A series of tests were completed for the alloy of this invention, alloy E-N-1, and the prior art alloy C-1. The density of alloy E-N-1 was determined to be 7.51 grams per cubic inch. The density of alloy C-1 was determined to be 8.73 grams per cubic inch.
Hardfacing deposits were made from the prior art, alloy C-1, and the alloy of this invention, alloy E-N-1. The deposits were made by tungsten inert gas (TIG) and by oxyacetylene methods.
In Table 5, the Charpy impact data for these alloys, when deposited by TIG and oxyacetylene, show no significant difference. The alloy of this invention does not appear to lose any impact resistance when compared to the prior art alloy C-1.
In the abrasive wear test, as shown in Table 5, the TIG deposited alloy E-N-1 is far superior over the TIG deposited alloy C-1. The oxyacetylene deposited alloy C-1 appears to be only slightly better than alloy E-N-1.
In the adhesive wear test, as shown in Table 5, the oxyacetylene deposited alloy E-N-1 is superior over the alloy C-1. No testing was completed for the TIG deposited alloy C-1; however the TIG deposited alloy E-N-1 is superior over the oxyacetylene deposited alloy C-1 at every load level.
In a series of tests, multi-layers of deposits were made each by TIG and oxyacetylene welding processes with alloy E-N-1 and alloy C-1. The hardness for TIG and oxyacetylene with alloy E-N-1 were Rc37 and Rc38 respectively. The hardness for TIG and oxyacetylene with alloy C-1 were Rc55 and Rc53 respectively.
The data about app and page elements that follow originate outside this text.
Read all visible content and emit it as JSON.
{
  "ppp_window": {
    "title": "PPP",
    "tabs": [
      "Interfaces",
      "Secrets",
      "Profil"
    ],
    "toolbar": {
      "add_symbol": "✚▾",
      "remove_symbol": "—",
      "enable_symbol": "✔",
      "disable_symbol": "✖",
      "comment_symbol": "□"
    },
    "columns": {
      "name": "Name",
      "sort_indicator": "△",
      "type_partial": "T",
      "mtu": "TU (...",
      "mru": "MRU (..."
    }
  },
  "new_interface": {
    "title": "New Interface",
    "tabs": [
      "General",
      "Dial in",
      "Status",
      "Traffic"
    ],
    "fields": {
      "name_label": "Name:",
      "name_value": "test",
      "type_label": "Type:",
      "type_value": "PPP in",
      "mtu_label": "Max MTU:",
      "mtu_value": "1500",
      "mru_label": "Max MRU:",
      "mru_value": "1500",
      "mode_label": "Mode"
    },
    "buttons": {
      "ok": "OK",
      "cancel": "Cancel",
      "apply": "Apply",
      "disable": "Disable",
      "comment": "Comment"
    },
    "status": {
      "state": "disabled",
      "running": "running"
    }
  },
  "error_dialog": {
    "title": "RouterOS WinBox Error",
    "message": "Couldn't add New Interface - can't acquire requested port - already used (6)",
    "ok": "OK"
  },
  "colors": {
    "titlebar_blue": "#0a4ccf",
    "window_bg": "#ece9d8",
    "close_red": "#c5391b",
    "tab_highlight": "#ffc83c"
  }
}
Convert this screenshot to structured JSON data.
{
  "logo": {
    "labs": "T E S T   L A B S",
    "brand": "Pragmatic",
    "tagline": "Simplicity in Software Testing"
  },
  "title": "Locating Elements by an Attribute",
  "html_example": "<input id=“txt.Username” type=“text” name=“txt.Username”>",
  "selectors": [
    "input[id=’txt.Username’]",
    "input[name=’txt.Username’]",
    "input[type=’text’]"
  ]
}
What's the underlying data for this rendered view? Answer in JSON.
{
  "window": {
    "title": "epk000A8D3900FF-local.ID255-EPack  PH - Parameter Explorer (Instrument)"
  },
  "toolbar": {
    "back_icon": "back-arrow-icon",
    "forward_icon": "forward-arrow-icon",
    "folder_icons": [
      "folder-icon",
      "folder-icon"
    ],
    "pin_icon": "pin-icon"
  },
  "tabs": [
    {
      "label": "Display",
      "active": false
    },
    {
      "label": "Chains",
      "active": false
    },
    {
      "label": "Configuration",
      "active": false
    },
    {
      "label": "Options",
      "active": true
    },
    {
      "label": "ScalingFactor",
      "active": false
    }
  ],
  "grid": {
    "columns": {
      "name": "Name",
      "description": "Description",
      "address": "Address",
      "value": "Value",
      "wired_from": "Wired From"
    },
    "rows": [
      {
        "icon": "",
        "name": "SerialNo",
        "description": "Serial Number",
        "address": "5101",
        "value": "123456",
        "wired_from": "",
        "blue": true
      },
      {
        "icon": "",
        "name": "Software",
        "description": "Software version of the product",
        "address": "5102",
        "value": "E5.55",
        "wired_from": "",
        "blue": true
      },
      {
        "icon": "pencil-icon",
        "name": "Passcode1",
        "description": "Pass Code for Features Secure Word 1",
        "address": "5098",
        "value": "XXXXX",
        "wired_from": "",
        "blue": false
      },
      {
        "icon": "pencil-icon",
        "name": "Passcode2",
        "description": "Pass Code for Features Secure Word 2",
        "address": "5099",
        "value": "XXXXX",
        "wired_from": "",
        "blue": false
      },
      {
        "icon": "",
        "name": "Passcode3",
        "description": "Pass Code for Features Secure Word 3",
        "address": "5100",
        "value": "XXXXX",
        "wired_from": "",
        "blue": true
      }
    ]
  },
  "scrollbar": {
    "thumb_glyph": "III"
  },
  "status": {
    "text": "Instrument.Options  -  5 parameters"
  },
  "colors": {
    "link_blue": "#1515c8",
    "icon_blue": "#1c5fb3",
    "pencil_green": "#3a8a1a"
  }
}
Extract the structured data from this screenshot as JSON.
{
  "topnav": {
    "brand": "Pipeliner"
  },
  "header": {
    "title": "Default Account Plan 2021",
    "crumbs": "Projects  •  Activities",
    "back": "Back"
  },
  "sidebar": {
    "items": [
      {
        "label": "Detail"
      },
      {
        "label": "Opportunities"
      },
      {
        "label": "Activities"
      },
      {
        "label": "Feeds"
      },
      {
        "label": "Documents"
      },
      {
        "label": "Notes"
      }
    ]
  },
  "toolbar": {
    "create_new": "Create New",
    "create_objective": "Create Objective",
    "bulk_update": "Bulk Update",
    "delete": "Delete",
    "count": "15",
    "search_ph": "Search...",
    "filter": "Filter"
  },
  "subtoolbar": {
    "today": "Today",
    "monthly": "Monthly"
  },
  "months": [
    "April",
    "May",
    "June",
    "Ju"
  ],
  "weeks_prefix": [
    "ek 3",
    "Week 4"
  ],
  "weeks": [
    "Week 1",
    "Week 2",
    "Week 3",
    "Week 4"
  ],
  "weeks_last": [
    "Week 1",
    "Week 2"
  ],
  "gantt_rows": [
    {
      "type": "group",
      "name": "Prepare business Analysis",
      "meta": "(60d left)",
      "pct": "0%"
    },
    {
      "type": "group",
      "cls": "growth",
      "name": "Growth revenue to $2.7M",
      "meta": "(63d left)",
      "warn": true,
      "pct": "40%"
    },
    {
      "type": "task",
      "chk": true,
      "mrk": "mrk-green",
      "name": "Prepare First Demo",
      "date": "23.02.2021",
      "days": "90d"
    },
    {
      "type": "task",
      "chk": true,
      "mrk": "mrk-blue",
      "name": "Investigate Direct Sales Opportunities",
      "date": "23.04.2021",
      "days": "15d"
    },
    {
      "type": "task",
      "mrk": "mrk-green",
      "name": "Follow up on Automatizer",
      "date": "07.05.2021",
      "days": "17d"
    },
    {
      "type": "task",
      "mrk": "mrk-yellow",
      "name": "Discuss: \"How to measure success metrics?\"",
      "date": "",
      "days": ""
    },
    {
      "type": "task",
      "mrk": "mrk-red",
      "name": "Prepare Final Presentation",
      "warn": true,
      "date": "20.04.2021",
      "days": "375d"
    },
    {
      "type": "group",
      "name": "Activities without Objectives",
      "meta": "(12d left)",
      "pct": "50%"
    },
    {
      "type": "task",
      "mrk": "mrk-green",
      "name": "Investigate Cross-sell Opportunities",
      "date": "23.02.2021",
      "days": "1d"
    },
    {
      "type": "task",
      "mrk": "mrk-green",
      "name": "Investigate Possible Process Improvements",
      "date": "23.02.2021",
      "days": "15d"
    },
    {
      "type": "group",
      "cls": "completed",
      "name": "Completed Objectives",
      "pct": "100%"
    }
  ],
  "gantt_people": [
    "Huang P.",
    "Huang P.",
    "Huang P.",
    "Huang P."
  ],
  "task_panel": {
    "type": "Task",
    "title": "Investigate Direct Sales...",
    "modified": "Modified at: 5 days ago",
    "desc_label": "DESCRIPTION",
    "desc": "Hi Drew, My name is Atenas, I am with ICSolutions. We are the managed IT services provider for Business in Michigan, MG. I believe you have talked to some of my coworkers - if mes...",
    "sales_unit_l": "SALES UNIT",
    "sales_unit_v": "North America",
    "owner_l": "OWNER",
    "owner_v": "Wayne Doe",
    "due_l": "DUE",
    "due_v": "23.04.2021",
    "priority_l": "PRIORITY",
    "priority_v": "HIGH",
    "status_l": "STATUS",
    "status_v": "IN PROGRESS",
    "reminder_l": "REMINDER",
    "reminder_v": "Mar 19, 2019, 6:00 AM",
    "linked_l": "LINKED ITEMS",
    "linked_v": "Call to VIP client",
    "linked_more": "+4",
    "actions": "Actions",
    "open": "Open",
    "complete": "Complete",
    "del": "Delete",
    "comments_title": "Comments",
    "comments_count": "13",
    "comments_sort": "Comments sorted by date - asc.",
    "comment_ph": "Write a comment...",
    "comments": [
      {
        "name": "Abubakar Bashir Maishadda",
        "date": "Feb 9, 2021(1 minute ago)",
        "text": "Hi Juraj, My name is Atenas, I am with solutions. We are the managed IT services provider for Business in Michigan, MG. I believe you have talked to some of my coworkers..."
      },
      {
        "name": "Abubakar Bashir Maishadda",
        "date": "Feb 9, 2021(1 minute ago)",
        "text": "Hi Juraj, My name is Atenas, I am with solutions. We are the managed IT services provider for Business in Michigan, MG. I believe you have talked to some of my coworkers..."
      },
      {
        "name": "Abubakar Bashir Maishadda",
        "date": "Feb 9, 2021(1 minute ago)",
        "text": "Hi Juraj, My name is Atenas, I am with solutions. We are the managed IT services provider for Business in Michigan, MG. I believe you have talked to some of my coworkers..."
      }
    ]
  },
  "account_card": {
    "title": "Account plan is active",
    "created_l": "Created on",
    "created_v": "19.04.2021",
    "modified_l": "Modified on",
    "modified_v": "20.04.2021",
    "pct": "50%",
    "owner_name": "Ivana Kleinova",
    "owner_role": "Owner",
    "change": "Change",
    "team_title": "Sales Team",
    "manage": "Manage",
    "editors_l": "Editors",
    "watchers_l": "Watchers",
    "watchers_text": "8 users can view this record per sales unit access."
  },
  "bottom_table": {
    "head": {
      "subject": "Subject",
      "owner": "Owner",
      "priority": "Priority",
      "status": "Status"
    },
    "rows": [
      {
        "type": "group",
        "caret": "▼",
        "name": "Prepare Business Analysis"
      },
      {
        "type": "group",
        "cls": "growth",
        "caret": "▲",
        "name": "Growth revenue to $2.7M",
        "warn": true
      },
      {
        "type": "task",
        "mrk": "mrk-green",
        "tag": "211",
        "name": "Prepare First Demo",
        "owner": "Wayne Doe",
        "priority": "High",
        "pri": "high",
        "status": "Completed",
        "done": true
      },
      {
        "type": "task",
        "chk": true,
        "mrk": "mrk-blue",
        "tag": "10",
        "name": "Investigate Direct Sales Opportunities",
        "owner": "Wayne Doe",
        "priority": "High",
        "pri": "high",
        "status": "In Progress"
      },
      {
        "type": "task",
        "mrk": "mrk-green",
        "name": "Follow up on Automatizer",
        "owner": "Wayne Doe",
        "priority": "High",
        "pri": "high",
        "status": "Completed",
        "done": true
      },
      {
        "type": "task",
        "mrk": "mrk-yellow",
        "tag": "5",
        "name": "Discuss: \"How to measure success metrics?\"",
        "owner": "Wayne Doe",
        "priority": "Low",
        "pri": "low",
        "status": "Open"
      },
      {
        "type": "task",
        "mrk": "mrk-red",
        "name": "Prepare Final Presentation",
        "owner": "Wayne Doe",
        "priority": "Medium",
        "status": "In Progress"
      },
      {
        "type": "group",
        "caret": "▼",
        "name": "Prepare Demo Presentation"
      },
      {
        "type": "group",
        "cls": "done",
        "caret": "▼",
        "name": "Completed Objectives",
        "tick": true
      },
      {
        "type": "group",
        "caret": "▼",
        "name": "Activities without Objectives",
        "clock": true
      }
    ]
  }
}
Alloy E-N-1 and C-1 were tested for resistance to corrosion resistance in various media. The corrosion data are presented in Table 6. These data show alloy E-N-1 to be superior over alloy C-1 in the sulfuric acid test and alloy C-1 to be better than E-N-1 in acetic acid test. Resistance to nitric and phosphoric acids is outstanding for alloy E-N-1. These data show alloy E-N-1 has excellent resistance to a variety of acid media.